Because the Department of Public Services has jurisdiction over public trees, the City chooses which tree species are planted at each site. The City’s Contracted Arborist is knowledgeable about which tree is the appropriate choice for the site, following industry standards. While the public may have strong opinions about individual trees, species selections are made with many considerations in mind: site characteristics, species tolerances, overall diversity of the urban forest, future maintenance needs, pest and disease concerns, and nursery availability (See Chapter 1: Tree Planting and Early Care). 
Can I decline a public tree planting?
The City has the final determination is selecting sites and species for tree plantings on public property, including the street right-of-way adjacent to private property. Trees on public property provide the entire community with the many environmental, aesthetic, and economic benefits. In Birmingham, public trees are viewed as necessary infrastructure. Just as the placement of other community assets such as fire hydrants and streetlights cannot be refuted, tree placement is viewed as a public asset that cannot be refuted. For these reasons, the City retains the right to deny any request to refuse a public tree. Few exceptions can be made, such as for accessibility issues or legitimate infrastructure conflicts (See Chapter 1 for planting information and Chapter 4 for justified reasons for tree removals). 
Why does the City have policies about trees?

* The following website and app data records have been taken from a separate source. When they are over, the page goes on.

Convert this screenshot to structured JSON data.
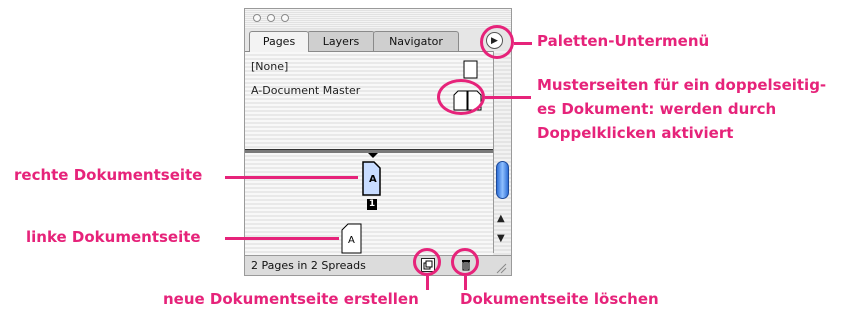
{
  "palette": {
    "tabs": [
      "Pages",
      "Layers",
      "Navigator"
    ],
    "masters": [
      {
        "label": "[None]"
      },
      {
        "label": "A-Document Master"
      }
    ],
    "page_number": "1",
    "page_master_letter_right": "A",
    "page_master_letter_left": "A",
    "status_text": "2 Pages in 2 Spreads",
    "menu_icon": "triangle-right-icon",
    "new_page_icon": "new-page-icon",
    "delete_icon": "trash-icon"
  },
  "annotations": {
    "palette_submenu": "Paletten-Untermenü",
    "masters_line1": "Musterseiten für ein doppelseitig-",
    "masters_line2": "es Dokument: werden durch",
    "masters_line3": "Doppelklicken aktiviert",
    "right_page": "rechte Dokumentseite",
    "left_page": "linke Dokumentseite",
    "new_page": "neue Dokumentseite erstellen",
    "delete_page": "Dokumentseite löschen"
  },
  "colors": {
    "annotation": "#e6237a",
    "scroll_thumb": "#2f6fd6",
    "page_selected": "#c8dcff"
  }
}
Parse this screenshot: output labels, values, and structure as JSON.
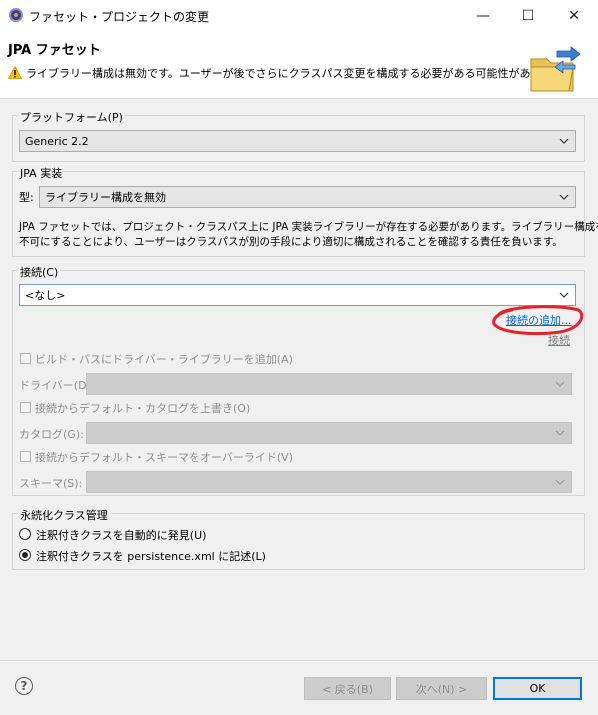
{
  "window": {
    "title": "ファセット・プロジェクトの変更",
    "minimize": "—",
    "maximize": "☐",
    "close": "✕"
  },
  "banner": {
    "title": "JPA ファセット",
    "message": "ライブラリー構成は無効です。ユーザーが後でさらにクラスパス変更を構成する必要がある可能性があります。"
  },
  "platform": {
    "label": "プラットフォーム(P)",
    "value": "Generic 2.2"
  },
  "jpa_impl": {
    "label": "JPA 実装",
    "type_label": "型:",
    "type_value": "ライブラリー構成を無効",
    "description_line1": "JPA ファセットでは、プロジェクト・クラスパス上に JPA 実装ライブラリーが存在する必要があります。ライブラリー構成を使用",
    "description_line2": "不可にすることにより、ユーザーはクラスパスが別の手段により適切に構成されることを確認する責任を負います。"
  },
  "connection": {
    "label": "接続(C)",
    "value": "<なし>",
    "add_link": "接続の追加...",
    "connect_link": "接続",
    "add_driver_check": "ビルド・パスにドライバー・ライブラリーを追加(A)",
    "driver_label": "ドライバー(D):",
    "override_catalog_check": "接続からデフォルト・カタログを上書き(O)",
    "catalog_label": "カタログ(G):",
    "override_schema_check": "接続からデフォルト・スキーマをオーバーライド(V)",
    "schema_label": "スキーマ(S):"
  },
  "persistence": {
    "label": "永続化クラス管理",
    "option_auto": "注釈付きクラスを自動的に発見(U)",
    "option_xml": "注釈付きクラスを persistence.xml に記述(L)",
    "selected": "option_xml"
  },
  "footer": {
    "help": "?",
    "back": "< 戻る(B)",
    "next": "次へ(N) >",
    "ok": "OK"
  },
  "colors": {
    "annotation": "#e8202a",
    "link": "#0066cc",
    "focus": "#0078d7"
  }
}
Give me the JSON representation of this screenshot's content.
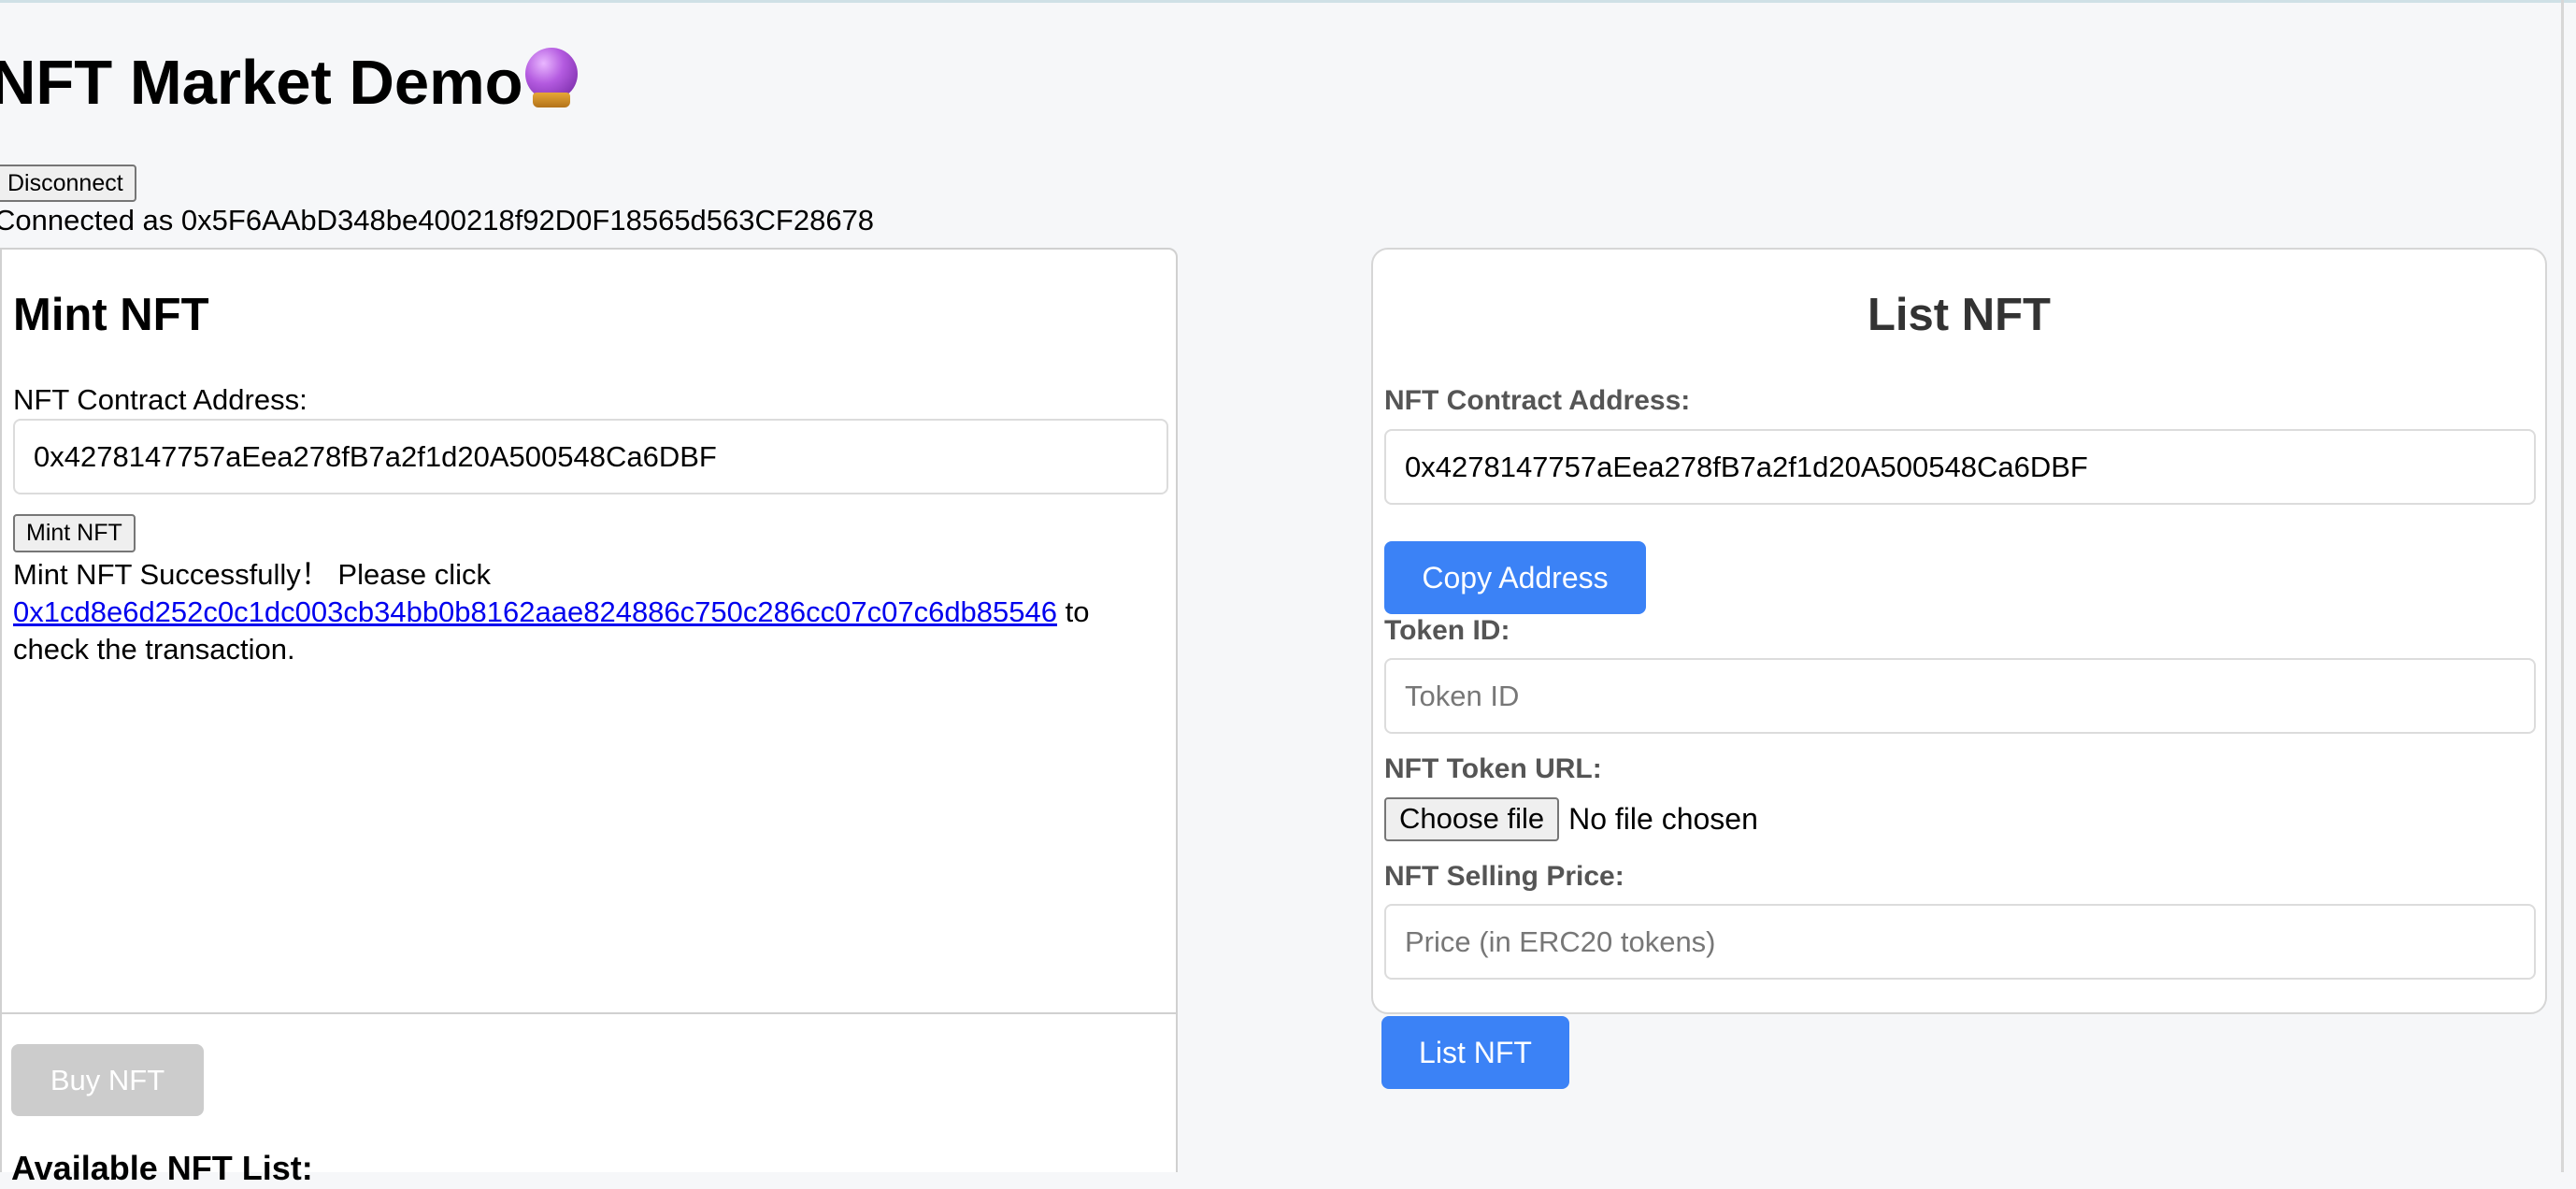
{
  "header": {
    "title": "NFT Market Demo",
    "title_emoji_icon": "crystal-ball-icon",
    "disconnect_label": "Disconnect",
    "connected_text": "Connected as 0x5F6AAbD348be400218f92D0F18565d563CF28678"
  },
  "mint": {
    "title": "Mint NFT",
    "contract_label": "NFT Contract Address:",
    "contract_value": "0x4278147757aEea278fB7a2f1d20A500548Ca6DBF",
    "mint_button": "Mint NFT",
    "success_prefix": "Mint NFT Successfully！  Please click",
    "tx_hash": "0x1cd8e6d252c0c1dc003cb34bb0b8162aae824886c750c286cc07c07c6db85546",
    "success_suffix": "to check the transaction."
  },
  "buy": {
    "buy_button": "Buy NFT",
    "available_title": "Available NFT List:"
  },
  "list": {
    "title": "List NFT",
    "contract_label": "NFT Contract Address:",
    "contract_value": "0x4278147757aEea278fB7a2f1d20A500548Ca6DBF",
    "copy_button": "Copy Address",
    "token_id_label": "Token ID:",
    "token_id_placeholder": "Token ID",
    "token_url_label": "NFT Token URL:",
    "choose_file": "Choose file",
    "no_file": "No file chosen",
    "price_label": "NFT Selling Price:",
    "price_placeholder": "Price (in ERC20 tokens)",
    "list_button": "List NFT"
  },
  "colors": {
    "primary": "#3b82f6",
    "disabled": "#cccccc",
    "link": "#0000ee"
  }
}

The urban forest is highly valued by community members in Birmingham. The social, economic, and environmental benefits of the City’s urban trees amount to more than $21 million. Trees reduce energy costs, filter the air, and reduce storm water runoff. They provide wildlife habitat and contribute greatly to the beauty and character of the City, even in its heavily built-up commercial areas.